Possessed By The Devil - It feels like pictures
of me at different points in my life, maybe up until the end. I
don't really know where the song came from. I worked with a guy
who never talked to me hardly at all, the only time he ever spoke
to me was to say "if you've got blood on your hands, you don't
belong in church."
Union Tramp - I still really enjoy playing this song. I don't think songs are ever truly finished and this song is a good example of that. Its fun to play and it's fun to play with, a work-in-progress, trying it in a different key or tuning after every couple shows. I also like the story of it, I met lots of guys who are out on the road, trying to get to a place that feels like home, a constant search for somewhere where they feel they can belong.
King Earl - "King Earl" isn't based on a single person or incident but it's true in the sense that this is the average life of homeless people I worked with. They're always waiting, nowhere to go, someone always shooing them on, always in danger of being knocked out just because they exist. Just being there, reminding people about hard times makes them eligible for a beating or whatever else.
1917 - Written while I was out in Butte, Montana for the film "Who Killed Cock Robin?" I was deeply affected by Frank Little's story. 1917 was the year of the Granite Mountain fire and also year Frank Little was murdered. We'd visited some of the old mining shacks and climbed headframes and I felt really tuned in at that point to Butte even though I hadn't lived there or anything like that. The song came from thinking about Frank and spending an evening in the engine room of one of the headframes, which is a creepy place, just right above the entrance to a copper mine and you feel every dead soul that is wandering around.

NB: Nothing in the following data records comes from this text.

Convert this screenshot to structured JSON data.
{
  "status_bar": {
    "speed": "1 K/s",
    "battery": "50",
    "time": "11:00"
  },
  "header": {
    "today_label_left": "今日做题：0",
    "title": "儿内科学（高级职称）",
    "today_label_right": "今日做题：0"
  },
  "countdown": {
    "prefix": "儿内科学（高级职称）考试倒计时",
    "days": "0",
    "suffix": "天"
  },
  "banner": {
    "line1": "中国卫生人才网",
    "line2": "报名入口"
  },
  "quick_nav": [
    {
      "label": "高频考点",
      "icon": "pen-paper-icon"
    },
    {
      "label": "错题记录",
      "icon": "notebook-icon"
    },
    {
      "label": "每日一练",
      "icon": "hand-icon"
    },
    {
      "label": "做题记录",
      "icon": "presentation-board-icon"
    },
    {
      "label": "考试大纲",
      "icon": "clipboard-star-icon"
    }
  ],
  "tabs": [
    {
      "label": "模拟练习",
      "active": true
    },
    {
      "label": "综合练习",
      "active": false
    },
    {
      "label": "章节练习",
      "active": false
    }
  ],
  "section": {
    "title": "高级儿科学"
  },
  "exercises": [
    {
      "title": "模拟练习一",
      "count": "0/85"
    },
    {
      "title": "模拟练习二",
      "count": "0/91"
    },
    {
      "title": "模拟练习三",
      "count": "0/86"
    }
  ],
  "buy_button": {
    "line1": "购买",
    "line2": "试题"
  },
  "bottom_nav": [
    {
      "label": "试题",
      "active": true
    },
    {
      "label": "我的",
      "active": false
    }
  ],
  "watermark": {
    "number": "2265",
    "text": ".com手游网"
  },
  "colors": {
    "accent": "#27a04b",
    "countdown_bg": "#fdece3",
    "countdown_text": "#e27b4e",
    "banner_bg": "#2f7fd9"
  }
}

West Bank 10-String Rag - I lived in a cheap, leaky, drafty, stinky rooming house in Minneapolis on the West Bank and had the time of my life, it was the best place. Every Thursday I went down to the Times Bar on Nicollet Avenue to see Dave Ray and Tony Glover play, Friday I was stuffed in a corner at the old 400 Bar to hear Willie Murphy play the piano, on Saturday I was usually down at the New Riverside Cafe to see Peter Rykhus or someone like that play blues guitar, and on Sunday I was always at the Viking Bar to watch Spider John.